Only the lines holding "this" are wanted here; copy each from the listing.
+++
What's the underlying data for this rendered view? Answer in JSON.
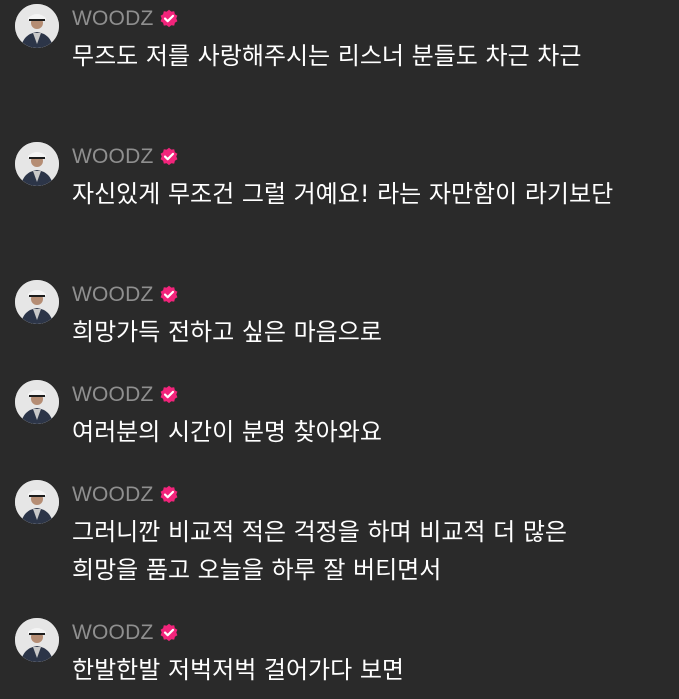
{
  "author": "WOODZ",
  "icons": {
    "avatar": "avatar-icon",
    "verified": "verified-badge-icon"
  },
  "colors": {
    "background": "#2a2a2a",
    "author": "#8f8f8f",
    "text": "#ffffff",
    "verified": "#f2247b"
  },
  "messages": [
    {
      "text": "무즈도 저를 사랑해주시는 리스너 분들도 차근 차근"
    },
    {
      "text": "자신있게 무조건 그럴 거예요! 라는 자만함이 라기보단"
    },
    {
      "text": "희망가득 전하고 싶은 마음으로"
    },
    {
      "text": "여러분의 시간이 분명 찾아와요"
    },
    {
      "text": "그러니깐 비교적 적은 걱정을 하며 비교적 더 많은 희망을 품고 오늘을 하루 잘 버티면서"
    },
    {
      "text": "한발한발 저벅저벅 걸어가다 보면"
    }
  ]
}
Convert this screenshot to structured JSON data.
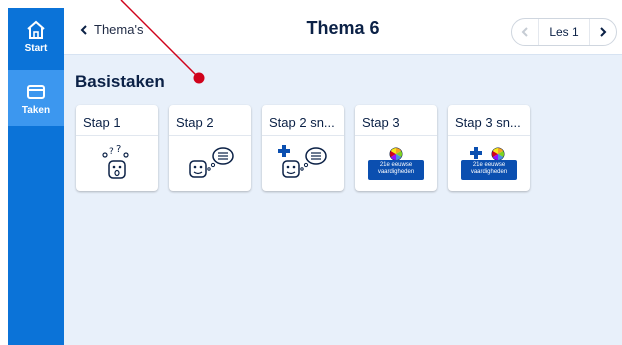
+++
▶ [SOLUTION TO THE EXERCISE]:
What's the underlying data for this rendered view? Answer in JSON.
Convert this screenshot to structured JSON data.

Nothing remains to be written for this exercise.